(Data entries)
---
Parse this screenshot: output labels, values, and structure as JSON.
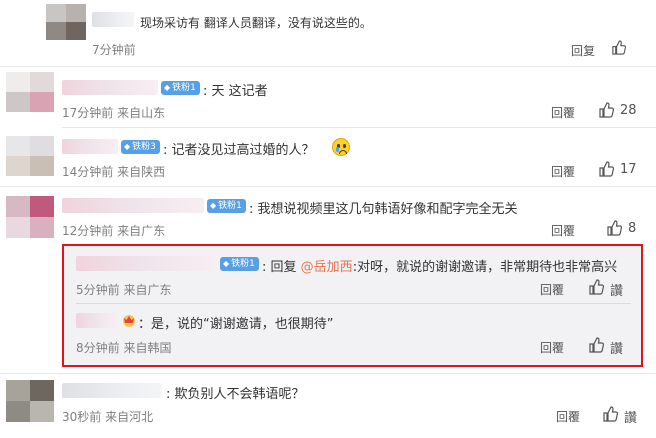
{
  "comments": [
    {
      "text": "现场采访有 翻译人员翻译，没有说这些的。",
      "time": "7分钟前",
      "reply_label": "回复"
    },
    {
      "badge": "铁粉1",
      "text": "天 这记者",
      "time": "17分钟前",
      "location": "来自山东",
      "reply_label": "回覆",
      "likes": "28"
    },
    {
      "badge": "铁粉3",
      "text": "记者没见过高过婚的人？",
      "time": "14分钟前",
      "location": "来自陕西",
      "reply_label": "回覆",
      "likes": "17"
    },
    {
      "badge": "铁粉1",
      "text": "我想说视频里这几句韩语好像和配字完全无关",
      "time": "12分钟前",
      "location": "来自广东",
      "reply_label": "回覆",
      "likes": "8"
    },
    {
      "text": "欺负别人不会韩语呢？",
      "time": "30秒前",
      "location": "来自河北",
      "reply_label": "回覆",
      "likes": "讚"
    }
  ],
  "replies": [
    {
      "badge": "铁粉1",
      "prefix": "回复",
      "mention": "@岳加西",
      "text": ":对呀，就说的谢谢邀请，非常期待也非常高兴",
      "time": "5分钟前",
      "location": "来自广东",
      "reply_label": "回覆",
      "likes": "讚"
    },
    {
      "text": "：是，说的“谢谢邀请，也很期待”",
      "time": "8分钟前",
      "location": "来自韩国",
      "reply_label": "回覆",
      "likes": "讚"
    }
  ],
  "colors": {
    "highlight_border": "#e0141e",
    "badge": "#58a0e6",
    "mention": "#eb7350",
    "meta": "#808080"
  }
}
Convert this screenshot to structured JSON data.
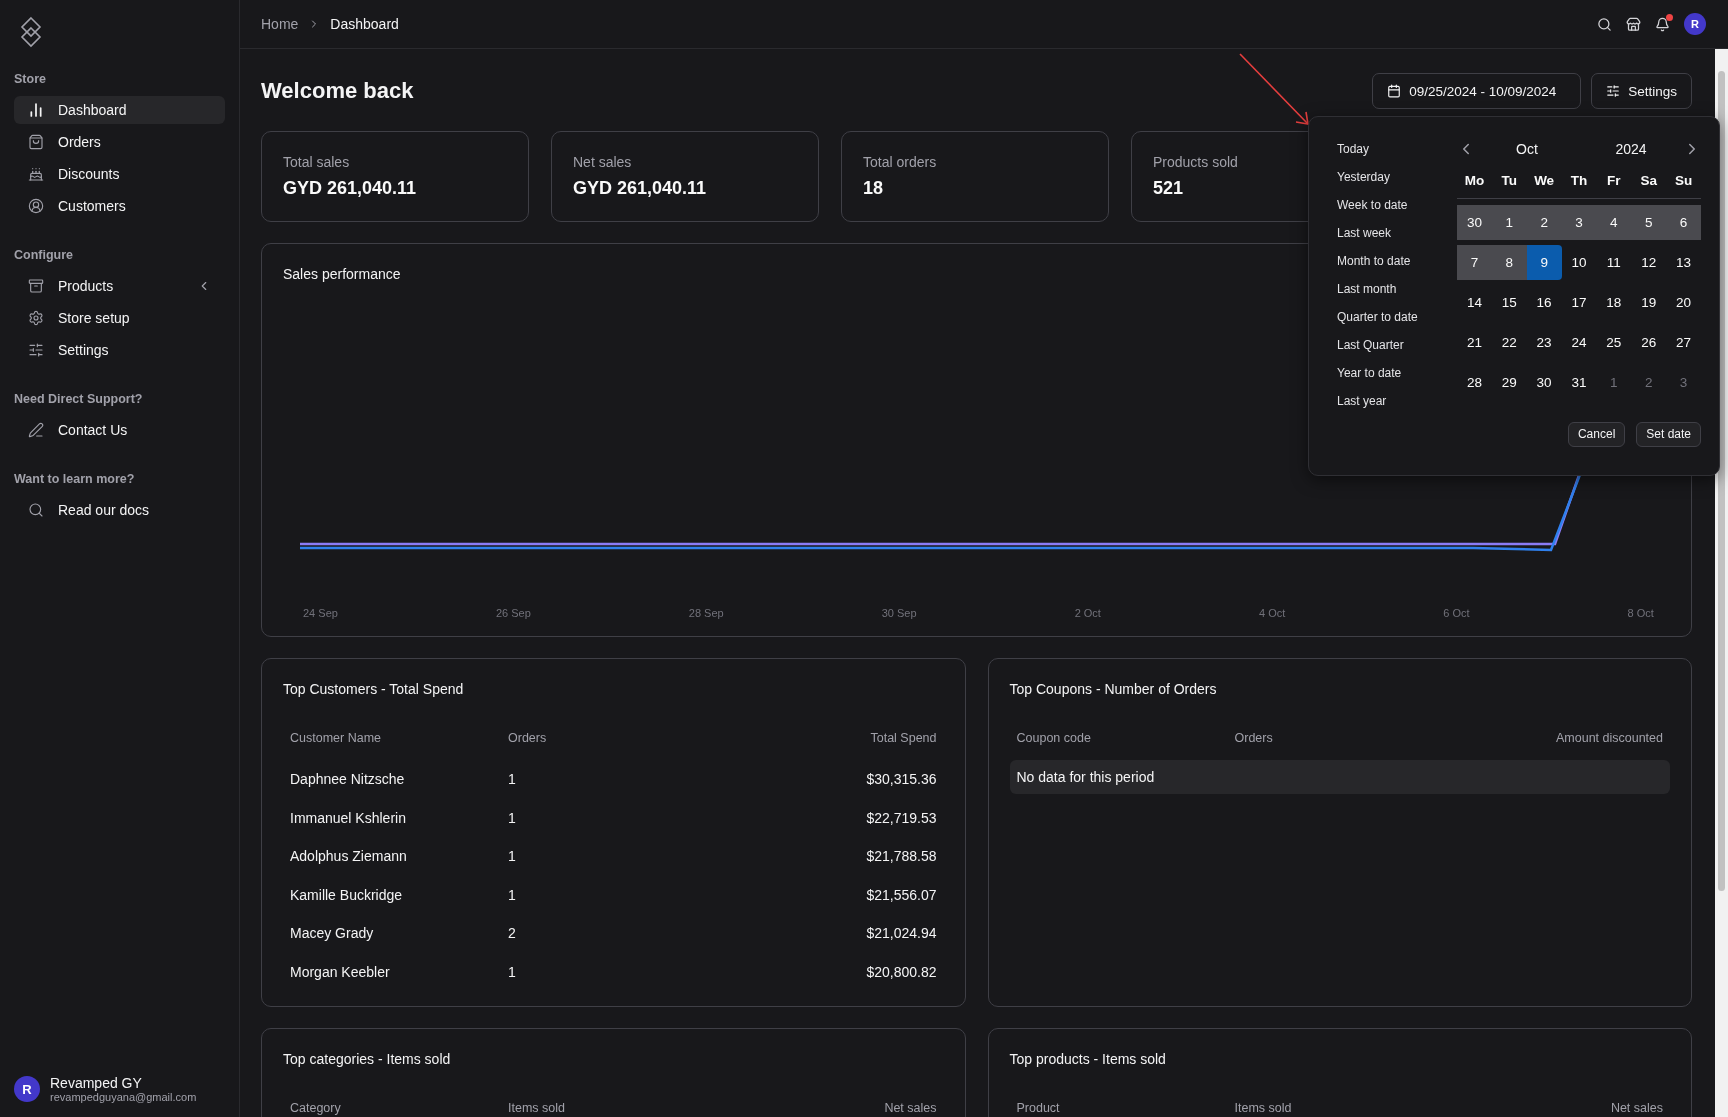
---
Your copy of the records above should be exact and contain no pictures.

Parse this screenshot: output labels, values, and structure as JSON.
{
  "comments": [
    {
      "text": "现场采访有 翻译人员翻译，没有说这些的。",
      "time": "7分钟前",
      "reply_label": "回复"
    },
    {
      "badge": "铁粉1",
      "text": "天 这记者",
      "time": "17分钟前",
      "location": "来自山东",
      "reply_label": "回覆",
      "likes": "28"
    },
    {
      "badge": "铁粉3",
      "text": "记者没见过高过婚的人？",
      "time": "14分钟前",
      "location": "来自陕西",
      "reply_label": "回覆",
      "likes": "17"
    },
    {
      "badge": "铁粉1",
      "text": "我想说视频里这几句韩语好像和配字完全无关",
      "time": "12分钟前",
      "location": "来自广东",
      "reply_label": "回覆",
      "likes": "8"
    },
    {
      "text": "欺负别人不会韩语呢？",
      "time": "30秒前",
      "location": "来自河北",
      "reply_label": "回覆",
      "likes": "讚"
    }
  ],
  "replies": [
    {
      "badge": "铁粉1",
      "prefix": "回复",
      "mention": "@岳加西",
      "text": ":对呀，就说的谢谢邀请，非常期待也非常高兴",
      "time": "5分钟前",
      "location": "来自广东",
      "reply_label": "回覆",
      "likes": "讚"
    },
    {
      "text": "：是，说的“谢谢邀请，也很期待”",
      "time": "8分钟前",
      "location": "来自韩国",
      "reply_label": "回覆",
      "likes": "讚"
    }
  ],
  "colors": {
    "highlight_border": "#e0141e",
    "badge": "#58a0e6",
    "mention": "#eb7350",
    "meta": "#808080"
  }
}
Convert this screenshot to structured JSON data.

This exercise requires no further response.